Bison crossing

At Neal Smith National Wildlife Refuge, bison often stop traffic.

NEAL SMITH NATIONAL WILDLIFE REFUGE

The refuge sits on the east side of Des Moines and encompasses about 6,000 acres. Of that, 4,000 acres represent the largest prairie restoration in the nation. About 55 bison roam 700 acres along a 5-mile route through the refuge. Sometimes they’re seen, sometimes not. Sometimes they block the road, creating a prairie traffic jam — and the perfect photo opportunity. But snap those photos from the safety of your vehicle; it’s the perfect viewing blind.

When driving through the prairie at the refuge, note the abundance of grassland birds. Dickcissels are among the birds that begin arriving in May with their “dick-dick-cissel” calls.

Others include the eastern and western meadowlarks with their melodic songs that float over the prairie. Bobolinks are here, too, in the early summer, especially where the buffalo roam. Northern harriers fly over the grasslands, looking for food such as the 13-lined ground squirrel. Meanwhile, some short-eared owls remain throughout the year, often sitting atop posts, although the largest number are here in the winter. A variety of sparrows also call the refuge home.

While here, take in the visitor center where displays tell great stories about the prairie that once covered most of Iowa. Free.

Information: fws.gov/refuge/Neal_Smith

KELLERTON GRASSLANDS BIRD CONSERVATION AREA

Just west of Kellerton, may be the only place in Iowa where people can watch male prairie chickens perform their springtime courtship dances. This flat dance area, called a lek, is where they stomp, prance, puff up their bright orange air sacs, leap into the air and try to intimidate each other as they show off to hens. To view this requires people to be at a viewing platform erected by the Ringgold County Conservation Board before the chickens arrive about dawn — their dances don’t last all that long, perhaps an hour. The board hosts its Prairie Chicken Festival on the first Saturday in April. Free.

Information: mycountyparks.com/County/Ringgold, 641-464-2787

DESOTO NATIONAL WILDLIFE REFUGE

About four miles east of Blair, Nebraska, on U.S. Highway 30, this 8,362-acre refuge is best known for the migrating waterfowl and shorebirds that stop here each spring and fall. While the refuge currently is closed due to flooding, rangers are hopeful that visitor access will resume in time for the fall migration, September through December.

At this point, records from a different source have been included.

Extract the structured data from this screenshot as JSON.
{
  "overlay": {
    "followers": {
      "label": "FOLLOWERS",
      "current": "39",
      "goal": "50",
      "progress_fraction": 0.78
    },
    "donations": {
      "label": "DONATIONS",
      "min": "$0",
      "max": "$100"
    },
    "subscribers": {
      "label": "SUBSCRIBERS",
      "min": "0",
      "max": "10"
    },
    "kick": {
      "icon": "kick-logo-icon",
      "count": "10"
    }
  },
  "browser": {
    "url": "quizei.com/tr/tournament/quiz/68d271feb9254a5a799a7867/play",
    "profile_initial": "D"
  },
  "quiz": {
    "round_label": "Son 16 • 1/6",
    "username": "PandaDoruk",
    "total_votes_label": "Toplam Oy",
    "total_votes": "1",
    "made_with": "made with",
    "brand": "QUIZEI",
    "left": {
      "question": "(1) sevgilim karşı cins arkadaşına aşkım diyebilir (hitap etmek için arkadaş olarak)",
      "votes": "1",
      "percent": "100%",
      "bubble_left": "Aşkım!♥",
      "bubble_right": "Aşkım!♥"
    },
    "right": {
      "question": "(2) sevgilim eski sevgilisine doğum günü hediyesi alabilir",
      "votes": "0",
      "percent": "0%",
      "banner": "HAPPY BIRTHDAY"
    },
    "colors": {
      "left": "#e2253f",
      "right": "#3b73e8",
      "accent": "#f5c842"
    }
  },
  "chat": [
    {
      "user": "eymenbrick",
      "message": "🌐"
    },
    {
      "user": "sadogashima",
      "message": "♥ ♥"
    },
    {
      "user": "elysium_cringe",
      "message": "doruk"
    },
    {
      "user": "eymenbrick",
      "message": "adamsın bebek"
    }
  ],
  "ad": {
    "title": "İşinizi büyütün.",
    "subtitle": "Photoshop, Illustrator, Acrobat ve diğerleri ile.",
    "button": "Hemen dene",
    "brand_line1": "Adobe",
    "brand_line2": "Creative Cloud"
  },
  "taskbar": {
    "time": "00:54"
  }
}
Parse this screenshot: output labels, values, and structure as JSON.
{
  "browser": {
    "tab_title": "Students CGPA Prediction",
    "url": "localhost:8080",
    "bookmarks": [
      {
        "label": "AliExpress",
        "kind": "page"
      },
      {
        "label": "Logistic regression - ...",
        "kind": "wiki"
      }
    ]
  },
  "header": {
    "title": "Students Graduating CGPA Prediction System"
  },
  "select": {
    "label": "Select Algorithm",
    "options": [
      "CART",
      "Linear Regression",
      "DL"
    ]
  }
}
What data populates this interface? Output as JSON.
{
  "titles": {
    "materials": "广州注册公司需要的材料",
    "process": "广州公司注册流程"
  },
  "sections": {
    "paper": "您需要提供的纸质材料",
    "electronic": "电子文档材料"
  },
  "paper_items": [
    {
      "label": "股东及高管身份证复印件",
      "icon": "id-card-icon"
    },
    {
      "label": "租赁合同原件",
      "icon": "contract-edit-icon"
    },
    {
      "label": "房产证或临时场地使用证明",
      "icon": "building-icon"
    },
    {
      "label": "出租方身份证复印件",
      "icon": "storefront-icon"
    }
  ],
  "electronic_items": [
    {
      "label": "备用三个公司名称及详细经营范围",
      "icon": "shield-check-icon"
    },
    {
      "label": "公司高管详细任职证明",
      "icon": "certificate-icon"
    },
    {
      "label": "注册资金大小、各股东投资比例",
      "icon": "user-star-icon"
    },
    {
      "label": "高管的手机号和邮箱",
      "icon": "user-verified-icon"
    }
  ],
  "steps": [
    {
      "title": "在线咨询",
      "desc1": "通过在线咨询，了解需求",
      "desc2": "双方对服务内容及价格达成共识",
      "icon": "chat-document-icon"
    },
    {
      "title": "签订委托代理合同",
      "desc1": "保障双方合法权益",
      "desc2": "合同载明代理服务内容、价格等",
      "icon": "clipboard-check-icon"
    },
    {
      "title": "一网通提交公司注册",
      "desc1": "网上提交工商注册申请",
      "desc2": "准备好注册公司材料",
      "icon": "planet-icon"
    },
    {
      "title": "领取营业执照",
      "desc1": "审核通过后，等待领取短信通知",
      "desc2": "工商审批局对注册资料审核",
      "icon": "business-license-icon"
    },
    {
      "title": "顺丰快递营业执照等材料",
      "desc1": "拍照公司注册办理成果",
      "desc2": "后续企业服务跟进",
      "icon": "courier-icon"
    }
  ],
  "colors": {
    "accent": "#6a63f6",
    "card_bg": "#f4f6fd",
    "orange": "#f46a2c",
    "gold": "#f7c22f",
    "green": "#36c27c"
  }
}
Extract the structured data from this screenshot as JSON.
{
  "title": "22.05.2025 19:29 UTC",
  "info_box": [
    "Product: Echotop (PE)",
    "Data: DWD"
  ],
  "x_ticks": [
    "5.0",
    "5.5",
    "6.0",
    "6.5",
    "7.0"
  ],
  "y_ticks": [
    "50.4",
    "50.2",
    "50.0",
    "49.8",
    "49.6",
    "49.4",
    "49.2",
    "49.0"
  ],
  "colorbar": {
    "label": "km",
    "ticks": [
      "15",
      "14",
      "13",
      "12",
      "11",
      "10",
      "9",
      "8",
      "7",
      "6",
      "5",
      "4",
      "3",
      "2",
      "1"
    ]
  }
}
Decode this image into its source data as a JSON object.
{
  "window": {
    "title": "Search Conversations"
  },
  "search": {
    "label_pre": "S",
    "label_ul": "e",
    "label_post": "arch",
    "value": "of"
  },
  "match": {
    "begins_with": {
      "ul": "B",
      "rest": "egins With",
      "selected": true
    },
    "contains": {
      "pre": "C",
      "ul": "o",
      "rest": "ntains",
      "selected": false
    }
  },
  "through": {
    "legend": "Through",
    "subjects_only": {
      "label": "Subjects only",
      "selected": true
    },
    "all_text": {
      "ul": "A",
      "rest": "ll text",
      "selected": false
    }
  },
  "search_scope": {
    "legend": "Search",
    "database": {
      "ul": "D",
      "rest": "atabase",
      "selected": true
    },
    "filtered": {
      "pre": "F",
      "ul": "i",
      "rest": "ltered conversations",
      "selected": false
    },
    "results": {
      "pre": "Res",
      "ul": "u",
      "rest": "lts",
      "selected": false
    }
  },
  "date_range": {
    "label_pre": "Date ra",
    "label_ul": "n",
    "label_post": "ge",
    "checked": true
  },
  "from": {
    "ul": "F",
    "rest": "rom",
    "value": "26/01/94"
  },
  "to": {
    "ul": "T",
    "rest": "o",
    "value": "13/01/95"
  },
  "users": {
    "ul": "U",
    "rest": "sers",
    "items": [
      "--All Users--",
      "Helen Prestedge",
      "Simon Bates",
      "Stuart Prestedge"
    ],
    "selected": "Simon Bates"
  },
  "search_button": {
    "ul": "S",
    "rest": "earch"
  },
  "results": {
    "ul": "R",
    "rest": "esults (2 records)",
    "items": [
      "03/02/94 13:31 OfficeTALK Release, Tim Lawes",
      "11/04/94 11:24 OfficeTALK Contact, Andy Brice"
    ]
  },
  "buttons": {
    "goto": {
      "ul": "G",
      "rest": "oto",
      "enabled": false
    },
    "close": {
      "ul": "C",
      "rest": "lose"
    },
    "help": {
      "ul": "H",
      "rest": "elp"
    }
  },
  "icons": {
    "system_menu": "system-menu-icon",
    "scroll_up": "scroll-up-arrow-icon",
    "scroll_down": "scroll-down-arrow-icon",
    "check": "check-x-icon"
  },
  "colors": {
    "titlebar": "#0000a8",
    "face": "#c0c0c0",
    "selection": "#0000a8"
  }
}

Road work has begun, so there could even be some public access by late spring or early summer. Last year, the snow geese migration peaked at 57,179 in late November. Some 37,000 waterfowl were recorded as well.

It’s an impressive sight, especially when these birds congregate on the water. There’s a public blind on the north side of the refuge, accessible on the auto tour. U.S. Fish and Wildlife Service permit required.

The best place to watch the show, however, is from the comfort of the visitor center viewing galleries. A ranger usually hangs out in the space, answering questions and helping spectators spot eagles in trees (bring your binoculars!). While you’re here, be sure to check out the Bertrand steamboat museum collection. The steamboat sank here in 1865, and its recovered contents are on display. The refuge grounds (once reopened after flooding) are accessbile daily sunrise to sunset; the visitor center is open daily (except for certain federal holidays), 8:30 a.m. to 4:30 p.m.

Information: fws.gov/refuge/Desoto, 712-388-4800

BALD EAGLE WATCHING

Communities along the Mississippi River are known places to watch bald eagles every year between mid-December through early March. Many eagles perch high in the trees that flank the river on the lower sides of the 11 locks and dams that touch Iowa. While parts of the river may freeze in the winter, the water below the dams usually doesn’t, and that’s where the eagles swoop down to grab fish near the surface. The Iowa Department of Natural Resources states that the eagles increase from a summertime count of about 500 to around 3,000 each year when they arrive to fish the pools below the dams.

Several riverside communities hold events when the eagles arrive. Planned for 2020:

Jan. 10-12: Quad Cities, Bald Eagle Days, 309-788-5912, qccaexpocenter.com/bald-eagle-event

Jan. 18: Dubuque, Bald Eagle Watch Days, 563-845-7698, traveldubuque.com

Jan. 18-19: Keokuk, Bald Eagle Appreciation Days, 319-524-5599; keokukiowatourism.org

Jan. 23-26: Muscatine, Eagles and Ivories, 563-263-8895; visitmuscatine.com

Mike Whye, World-Herald Correspondent

Be the first to know when news happens. Get the latest breaking headlines sent straight to your inbox.

* I understand and agree that registration on or use of this site constitutes agreement to its user agreement and privacy policy.

Commenting is limited to Omaha World-Herald subscribers. To sign up, click here.

If you're already a subscriber and need to activate your access or log in, click here.

Load comments

You must be a full digital subscriber to read this article You must be a digital subscriber to view this article.